A local church will on Sunday ring in the new year by ordaining Philadelphia's first openly gay male Presbyterian pastor.

Broad Street Ministry will welcome Princeton Theological Seminary graduate David Norse as its new leader, according to the Avenue of the Arts church's convening minister, the Rev. Bill Golderer, who will remain as the senior church leader.

"There's a lot of progressive rhetoric among Christian churches that are trying to revitalize themselves, but this is a progressive move," Golderer said. "Having David ordained to the ministry is a way of performing the gospel that we espouse. It's acting, not talking."

The broad-minded church has long been demonstrating its preference for acting over talking. BSM has made headlines for its ministry to the needy, including a weekly "Breaking Bread" program during which diners are treated with dignity and connected to social services. And Norse, who is now a pastoral associate, is already embedded in the BSM community, where he helps serve meals and provides counseling to congregants.

"I am blessed and proud to be a part of BSM and its outreach and advocacy for the forgotten among us," Norse said in a statement. "BSM is a congregation that welcomes all and cares deeply about the poor and economically disadvantaged. We believe in a God who expects us to serve others in our daily lives. Our church is one of inclusion that welcomes the LGBTQ community and sees inclusion as central to what Christianity is about."

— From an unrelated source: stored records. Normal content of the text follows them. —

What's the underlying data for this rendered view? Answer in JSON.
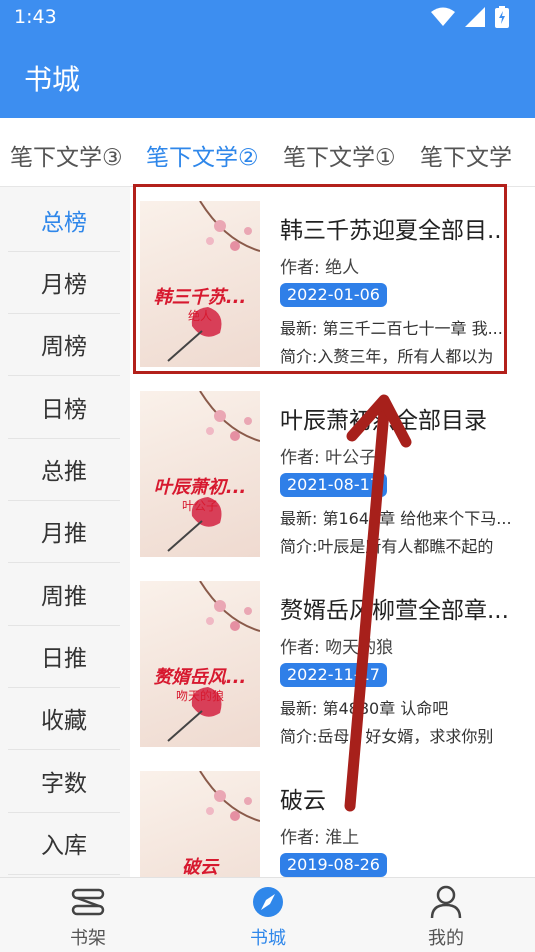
{
  "status_bar": {
    "time": "1:43"
  },
  "app_bar": {
    "title": "书城"
  },
  "tabs": [
    {
      "label": "笔下文学③",
      "active": false
    },
    {
      "label": "笔下文学②",
      "active": true
    },
    {
      "label": "笔下文学①",
      "active": false
    },
    {
      "label": "笔下文学",
      "active": false
    }
  ],
  "ranks": [
    {
      "label": "总榜",
      "active": true
    },
    {
      "label": "月榜",
      "active": false
    },
    {
      "label": "周榜",
      "active": false
    },
    {
      "label": "日榜",
      "active": false
    },
    {
      "label": "总推",
      "active": false
    },
    {
      "label": "月推",
      "active": false
    },
    {
      "label": "周推",
      "active": false
    },
    {
      "label": "日推",
      "active": false
    },
    {
      "label": "收藏",
      "active": false
    },
    {
      "label": "字数",
      "active": false
    },
    {
      "label": "入库",
      "active": false
    }
  ],
  "books": [
    {
      "title": "韩三千苏迎夏全部目...",
      "cover_title": "韩三千苏...",
      "cover_author": "绝人",
      "author": "作者: 绝人",
      "date": "2022-01-06",
      "latest": "最新: 第三千二百七十一章 我...",
      "intro": "简介:入赘三年，所有人都以为"
    },
    {
      "title": "叶辰萧初然全部目录",
      "cover_title": "叶辰萧初...",
      "cover_author": "叶公子",
      "author": "作者: 叶公子",
      "date": "2021-08-17",
      "latest": "最新: 第1642章 给他来个下马...",
      "intro": "简介:叶辰是所有人都瞧不起的"
    },
    {
      "title": "赘婿岳风柳萱全部章...",
      "cover_title": "赘婿岳风...",
      "cover_author": "吻天的狼",
      "author": "作者: 吻天的狼",
      "date": "2022-11-17",
      "latest": "最新: 第4880章 认命吧",
      "intro": "简介:岳母：好女婿，求求你别"
    },
    {
      "title": "破云",
      "cover_title": "破云",
      "cover_author": "淮上",
      "author": "作者: 淮上",
      "date": "2019-08-26",
      "latest": "",
      "intro": ""
    }
  ],
  "bottom_nav": [
    {
      "label": "书架",
      "icon": "bookshelf-icon",
      "active": false
    },
    {
      "label": "书城",
      "icon": "compass-icon",
      "active": true
    },
    {
      "label": "我的",
      "icon": "profile-icon",
      "active": false
    }
  ],
  "colors": {
    "primary": "#3d8ef0",
    "accent": "#2f87ea",
    "date_badge": "#2f7fe8",
    "annotation": "#b3201b"
  }
}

The U.S. Presbyterian Church in 2011 amended its constitution to allow sexually active unmarried members to become church officers. That included those in same-sex relationships. Though the development led to some tension nationwide, Golderer said the decision to ordain Norse hasn't caused such disagreements within the local community.

"The church is not a political party, meaning unanimity among a gathered people of God is not the goal," Golderer said. "It's okay to have tension. It's okay to have disagreement, but David hasn't created tension because David is so exemplary and everything about his life commands the gospel to speak to other people. ... Even people who might disagree about this issue, I think, are really united around David and his gift."

Norse expressed the desire to expand BSM's outreach even further, serving more populations in need.

"We recently started having small groups meet after worship, and will be launching an LGBTQ fellowship group soon," he said. "We are looking for ways to serve particularly vulnerable members of the queer community we haven't met yet."

Norse will be ordained during a ceremony slated for 4 p.m. at the church, located at 315 S. Broad St.

"By welcoming David into the ordained ministry, we are saying unequivocally that his sexuality delights us and it's a part of who he is that will help him be an effective and faithful minister," Golderer said. "I'd rather have a statement of welcome being made by a person than on paper. It's a huge milestone for Broad Street. We're so excited about him."